Copy all of the data that follows without altering a word.

### Source records
┄┄┄┄┄┄┄┄┄┄

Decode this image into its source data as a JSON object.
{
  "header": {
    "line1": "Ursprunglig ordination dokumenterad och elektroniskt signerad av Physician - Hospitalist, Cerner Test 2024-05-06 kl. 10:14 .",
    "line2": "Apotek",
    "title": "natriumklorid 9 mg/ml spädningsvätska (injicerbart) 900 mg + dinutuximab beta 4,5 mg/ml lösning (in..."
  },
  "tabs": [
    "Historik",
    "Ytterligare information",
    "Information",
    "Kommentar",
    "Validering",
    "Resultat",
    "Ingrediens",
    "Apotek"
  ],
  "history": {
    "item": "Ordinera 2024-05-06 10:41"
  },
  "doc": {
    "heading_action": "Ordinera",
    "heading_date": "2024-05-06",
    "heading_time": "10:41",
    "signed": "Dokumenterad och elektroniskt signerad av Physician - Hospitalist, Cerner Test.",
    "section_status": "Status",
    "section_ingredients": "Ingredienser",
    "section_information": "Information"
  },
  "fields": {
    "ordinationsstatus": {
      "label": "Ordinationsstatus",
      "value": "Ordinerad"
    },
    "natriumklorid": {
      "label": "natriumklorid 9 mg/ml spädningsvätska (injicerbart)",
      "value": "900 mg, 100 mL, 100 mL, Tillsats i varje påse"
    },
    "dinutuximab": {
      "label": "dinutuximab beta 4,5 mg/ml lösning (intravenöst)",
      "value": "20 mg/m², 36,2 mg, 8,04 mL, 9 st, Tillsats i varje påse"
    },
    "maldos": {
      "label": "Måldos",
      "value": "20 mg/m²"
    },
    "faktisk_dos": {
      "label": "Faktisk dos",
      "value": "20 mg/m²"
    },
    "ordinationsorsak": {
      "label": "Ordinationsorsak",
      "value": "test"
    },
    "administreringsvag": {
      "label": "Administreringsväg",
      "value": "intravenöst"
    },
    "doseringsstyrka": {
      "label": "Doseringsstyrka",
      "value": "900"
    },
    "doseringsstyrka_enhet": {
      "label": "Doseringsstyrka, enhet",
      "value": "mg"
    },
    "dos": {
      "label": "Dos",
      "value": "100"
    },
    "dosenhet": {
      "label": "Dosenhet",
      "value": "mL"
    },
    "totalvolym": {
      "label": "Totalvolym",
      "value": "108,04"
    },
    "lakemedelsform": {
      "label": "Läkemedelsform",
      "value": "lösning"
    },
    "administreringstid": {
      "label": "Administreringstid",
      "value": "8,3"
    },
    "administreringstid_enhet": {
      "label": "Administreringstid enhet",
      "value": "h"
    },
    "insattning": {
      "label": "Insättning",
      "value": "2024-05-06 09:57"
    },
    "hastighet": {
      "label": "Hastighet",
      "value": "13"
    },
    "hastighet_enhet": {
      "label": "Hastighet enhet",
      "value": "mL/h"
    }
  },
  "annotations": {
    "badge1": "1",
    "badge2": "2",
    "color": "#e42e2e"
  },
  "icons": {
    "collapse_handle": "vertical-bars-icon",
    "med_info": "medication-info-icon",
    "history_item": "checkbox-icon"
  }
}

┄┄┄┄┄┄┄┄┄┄

### Your response
Decode this image into its source data as a JSON object.
{
  "header": {
    "line1": "Ursprunglig ordination dokumenterad och elektroniskt signerad av Physician - Hospitalist, Cerner Test 2024-05-06 kl. 10:14 .",
    "line2": "Apotek",
    "title": "natriumklorid 9 mg/ml spädningsvätska (injicerbart) 900 mg + dinutuximab beta 4,5 mg/ml lösning (in..."
  },
  "tabs": [
    "Historik",
    "Ytterligare information",
    "Information",
    "Kommentar",
    "Validering",
    "Resultat",
    "Ingrediens",
    "Apotek"
  ],
  "history": {
    "item": "Ordinera 2024-05-06 10:41"
  },
  "doc": {
    "heading_action": "Ordinera",
    "heading_date": "2024-05-06",
    "heading_time": "10:41",
    "signed": "Dokumenterad och elektroniskt signerad av Physician - Hospitalist, Cerner Test.",
    "section_status": "Status",
    "section_ingredients": "Ingredienser",
    "section_information": "Information"
  },
  "fields": {
    "ordinationsstatus": {
      "label": "Ordinationsstatus",
      "value": "Ordinerad"
    },
    "natriumklorid": {
      "label": "natriumklorid 9 mg/ml spädningsvätska (injicerbart)",
      "value": "900 mg, 100 mL, 100 mL, Tillsats i varje påse"
    },
    "dinutuximab": {
      "label": "dinutuximab beta 4,5 mg/ml lösning (intravenöst)",
      "value": "20 mg/m², 36,2 mg, 8,04 mL, 9 st, Tillsats i varje påse"
    },
    "maldos": {
      "label": "Måldos",
      "value": "20 mg/m²"
    },
    "faktisk_dos": {
      "label": "Faktisk dos",
      "value": "20 mg/m²"
    },
    "ordinationsorsak": {
      "label": "Ordinationsorsak",
      "value": "test"
    },
    "administreringsvag": {
      "label": "Administreringsväg",
      "value": "intravenöst"
    },
    "doseringsstyrka": {
      "label": "Doseringsstyrka",
      "value": "900"
    },
    "doseringsstyrka_enhet": {
      "label": "Doseringsstyrka, enhet",
      "value": "mg"
    },
    "dos": {
      "label": "Dos",
      "value": "100"
    },
    "dosenhet": {
      "label": "Dosenhet",
      "value": "mL"
    },
    "totalvolym": {
      "label": "Totalvolym",
      "value": "108,04"
    },
    "lakemedelsform": {
      "label": "Läkemedelsform",
      "value": "lösning"
    },
    "administreringstid": {
      "label": "Administreringstid",
      "value": "8,3"
    },
    "administreringstid_enhet": {
      "label": "Administreringstid enhet",
      "value": "h"
    },
    "insattning": {
      "label": "Insättning",
      "value": "2024-05-06 09:57"
    },
    "hastighet": {
      "label": "Hastighet",
      "value": "13"
    },
    "hastighet_enhet": {
      "label": "Hastighet enhet",
      "value": "mL/h"
    }
  },
  "annotations": {
    "badge1": "1",
    "badge2": "2",
    "color": "#e42e2e"
  },
  "icons": {
    "collapse_handle": "vertical-bars-icon",
    "med_info": "medication-info-icon",
    "history_item": "checkbox-icon"
  }
}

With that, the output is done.